Regardless of what kind of budgeting method you choose, remember that budgeting is one of the greatest tools out there to help you organize your finances. Over time you will be able to make your money work for you, accomplish short-term and long-term goals, pay off debt, and build a solid savings fund! And if you haven’t done it before, simple budgets like the zero-sum budget or the envelope budget are a great place to start!

Frequently Asked Questions About Budgeting

What’s the difference between zero-sum and zero-based budgeting?

While they sound similar, zero-sum budgeting focuses on allocating every dollar of your monthly income to specific expenses until you reach zero, whereas zero-based budgeting starts each new budget period with a ‘zero base’ and every expense must be justified, often used in business settings.

How do I determine my monthly income for a zero-based budget if it varies?

For variable incomes, average your income over the last few months. Use this average as your monthly income figure for your zero-based budget, and adjust as needed.

Can zero-sum budgeting help me build an emergency fund?

Absolutely! One of the categories in your zero-sum budget should be an emergency fund. Allocating a portion of your income to this fund each month is a smart way to ensure you’re prepared for unexpected expenses.

What are some effective budgeting methods for debt repayment?

Zero-sum budgeting is excellent for debt repayment. It allows you to see exactly how much you can allocate to debts each month, helping you pay them off faster and more efficiently.

How do I set realistic savings goals with a zero-based budget?

Start by reviewing your financial goals and bank statements to understand your spending habits. Then, decide on a savings goal that is challenging yet achievable, and include it as a key category in your zero-sum budget.

Is zero-sum budgeting suitable for long-term financial goals?

Yes, it’s quite effective. By assigning every dollar a job, including contributions to long-term financial goals, you’re actively working towards these objectives every month.

What’s the best budgeting style for saving money without feeling restricted?

Zero-sum budgeting can be great for saving money while still enjoying life. It ensures all essentials are covered, debts are paid, and financial goals are met, but also allows for discretionary spending.

How often should I review and adjust my zero-based budget?

It’s a good practice to review your budget monthly. This helps you stay on track with your financial goals and make adjustments based on changes in income or expenses.

How can I adjust my zero-based budget for unexpected expenses?

First, assess if there are any non-essential categories where you can temporarily reduce spending. Redirect these funds to cover the unexpected expense. If the expense is significant, consider tapping into your emergency fund, if you have one. Just ensure that your spending and savings still align with your overall financial goals.

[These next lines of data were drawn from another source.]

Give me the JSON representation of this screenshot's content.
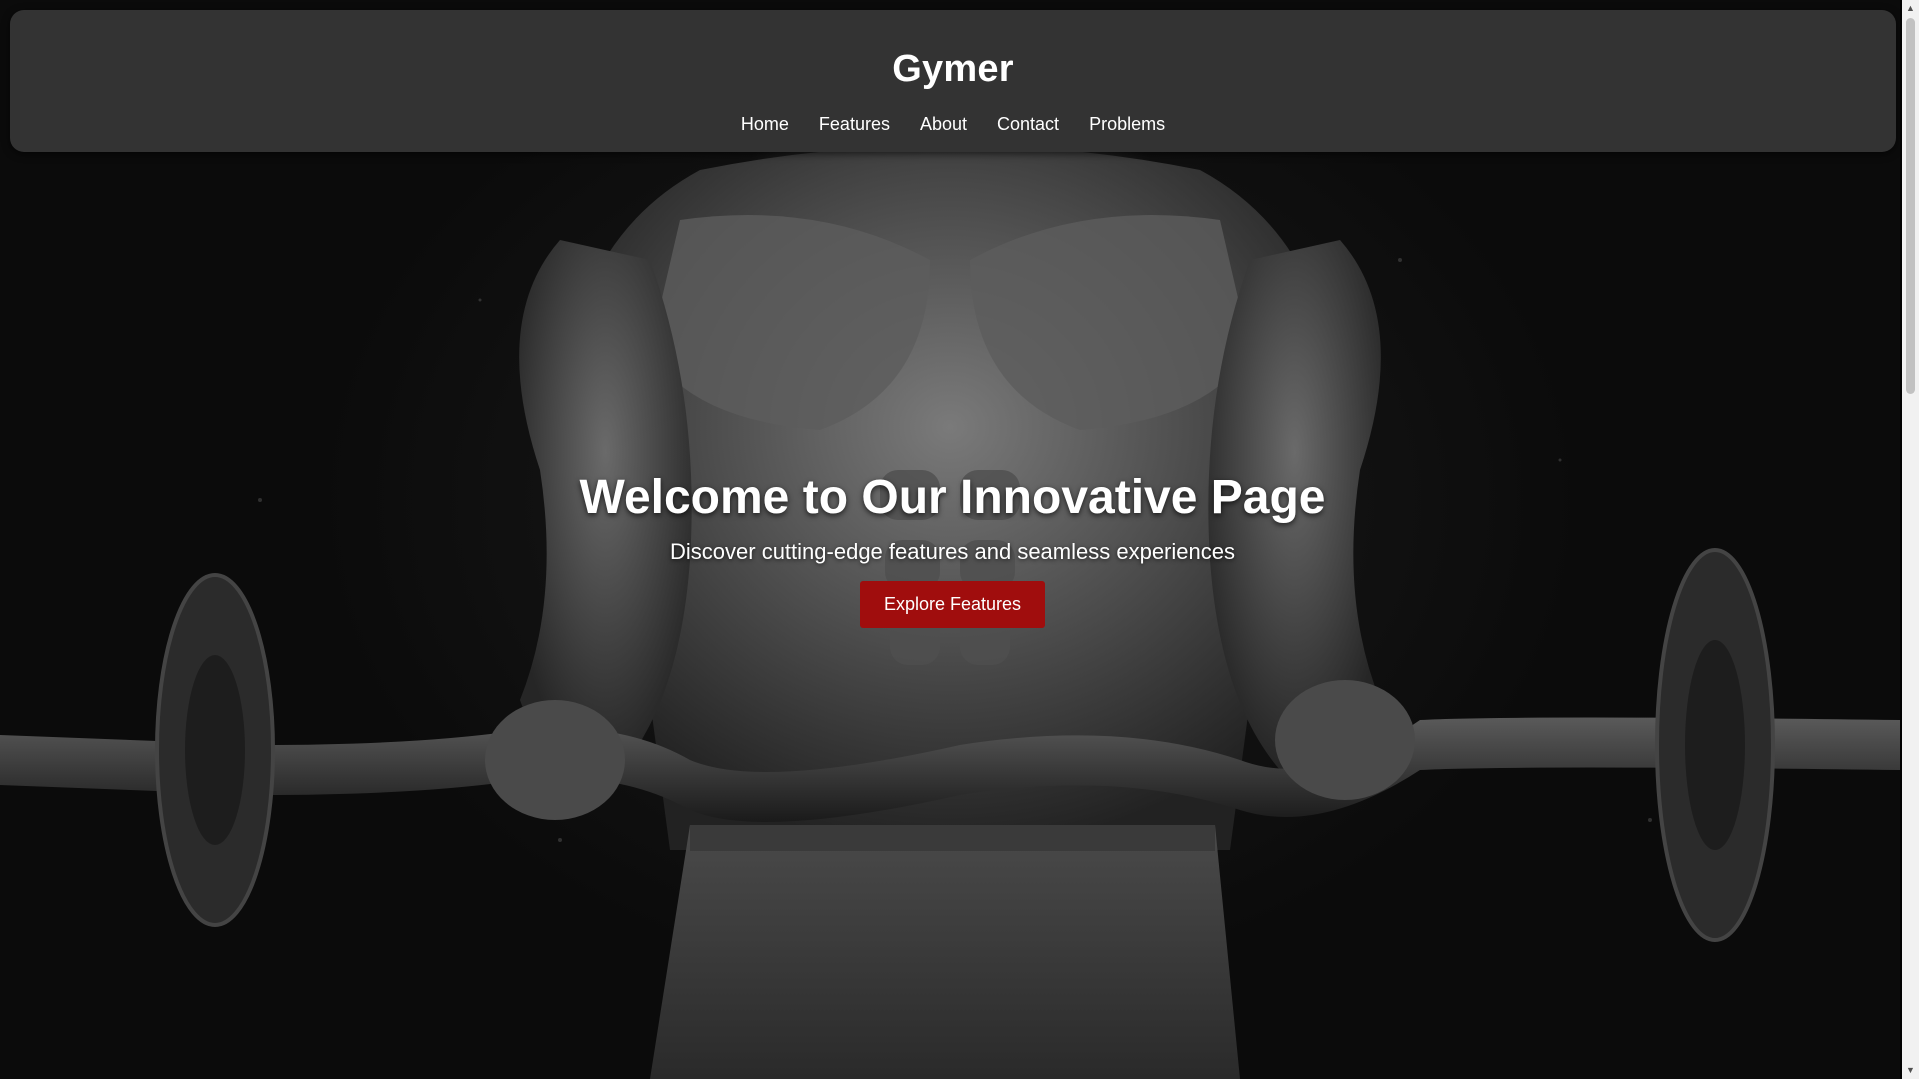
{
  "header": {
    "brand": "Gymer",
    "nav": [
      "Home",
      "Features",
      "About",
      "Contact",
      "Problems"
    ]
  },
  "hero": {
    "title": "Welcome to Our Innovative Page",
    "subtitle": "Discover cutting-edge features and seamless experiences",
    "cta_label": "Explore Features"
  },
  "colors": {
    "header_bg": "#333333",
    "cta_bg": "#a00d0d",
    "text": "#ffffff",
    "page_bg": "#080808"
  },
  "scrollbar": {
    "position_fraction": 0.0
  }
}
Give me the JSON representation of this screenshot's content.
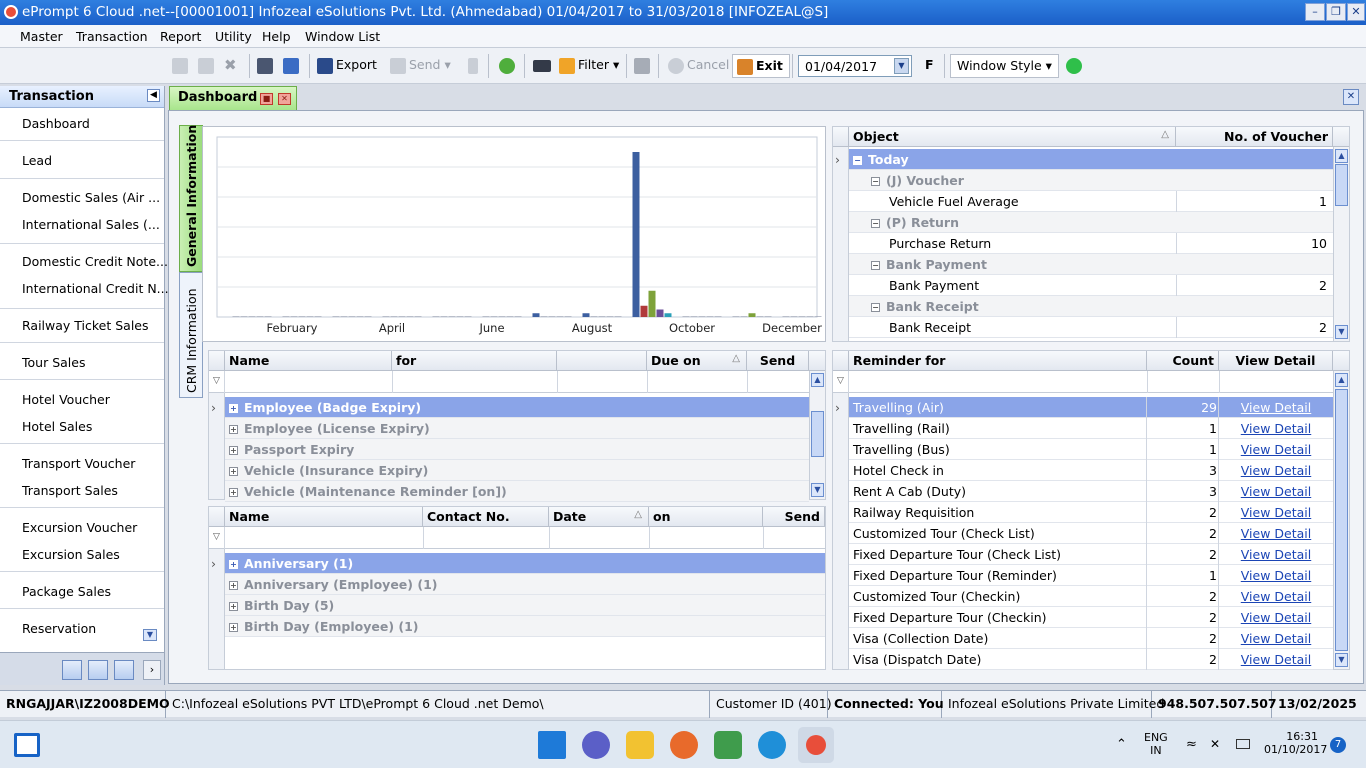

Conclusion With CreditNinja

Zero-based budgeting involves keeping track and using all your income; that way, you know exactly where your money is going. Zero-based budgeting does have its advantages, however, it may not work for everyone! Fortunately, there are many other types of budgeting plans out there. No matter what budget you choose, taking the step to create a plan for your money is always a good one! For more tips on budgeting, savings, and finances in general, check out CreditNinja’s dojo!

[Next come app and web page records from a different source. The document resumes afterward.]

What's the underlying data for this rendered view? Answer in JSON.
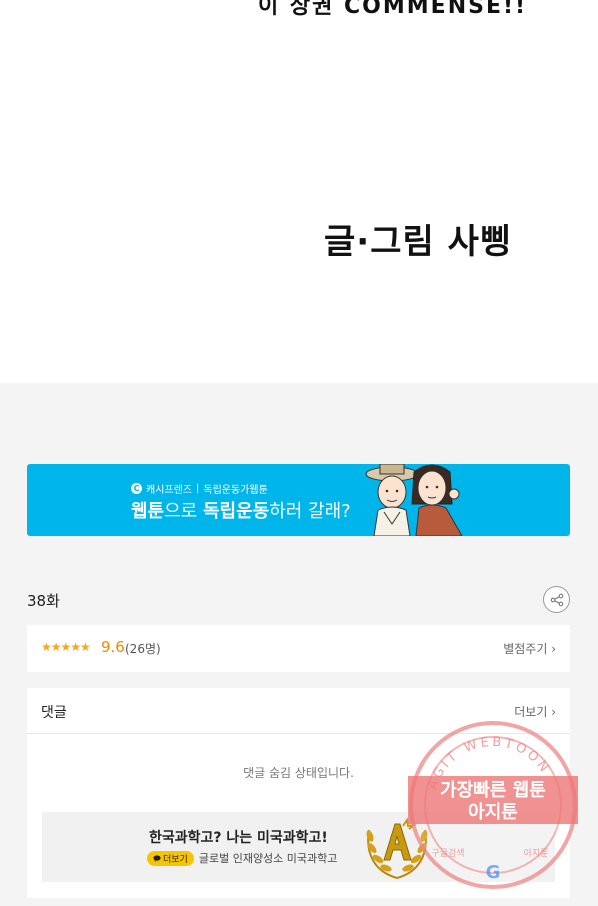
{
  "comic": {
    "top_text": "이 상권 COMMENSE!!",
    "credit": "글·그림 사삥"
  },
  "banner": {
    "brand": "캐시프렌즈",
    "tagline": "독립운동가웹툰",
    "headline_pre": "웹툰",
    "headline_mid": "으로 ",
    "headline_bold": "독립운동",
    "headline_post": "하러 갈래?"
  },
  "episode": {
    "title": "38화"
  },
  "rating": {
    "stars": "★★★★★",
    "score": "9.6",
    "count": "(26명)",
    "rate_link": "별점주기 ›"
  },
  "comments": {
    "title": "댓글",
    "more_link": "더보기 ›",
    "hidden_message": "댓글 숨김 상태입니다."
  },
  "ad": {
    "title": "한국과학고? 나는 미국과학고!",
    "more_label": "더보기",
    "subtitle": "글로벌 인재양성소 미국과학고"
  },
  "watermark": {
    "ring_text": "AGIT WEBTOON",
    "line1": "가장빠른 웹툰",
    "line2": "아지툰",
    "small_left": "구글검색",
    "small_right": "아지툰"
  },
  "colors": {
    "banner_bg": "#00b5e9",
    "star": "#f5a623",
    "score": "#f08a00",
    "ad_badge": "#f7c500",
    "watermark": "#e05a5a"
  },
  "icons": {
    "share": "share-icon",
    "brand": "cash-friends-icon",
    "speech": "speech-bubble-icon"
  }
}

References:

  1. Companies Turn to Zero-Based Budgeting to Cut Costs During the Pandemic | WSJ
Read More
average apr for personal loan
The average APR for a personal loan will depend largely on your credit score and the lender you choose to work with.  A personal loan is…
best credit building apps
The best credit-building apps give borrowers the tools they need to improve their credit and spending habits. If you have bad credit, you may be…
best budget apps
The 10 best apps for budgeting include Mint, PocketGuard, and others. However, you may ask, “How can I find the best free budgeting app?” The…
credit score needed for a construction loan
While there is no one credit score that is required for construction loan approval, lenders typically tend to favor applicants with higher scores and a…

Quick And Easy Personal Loans Up To $2500*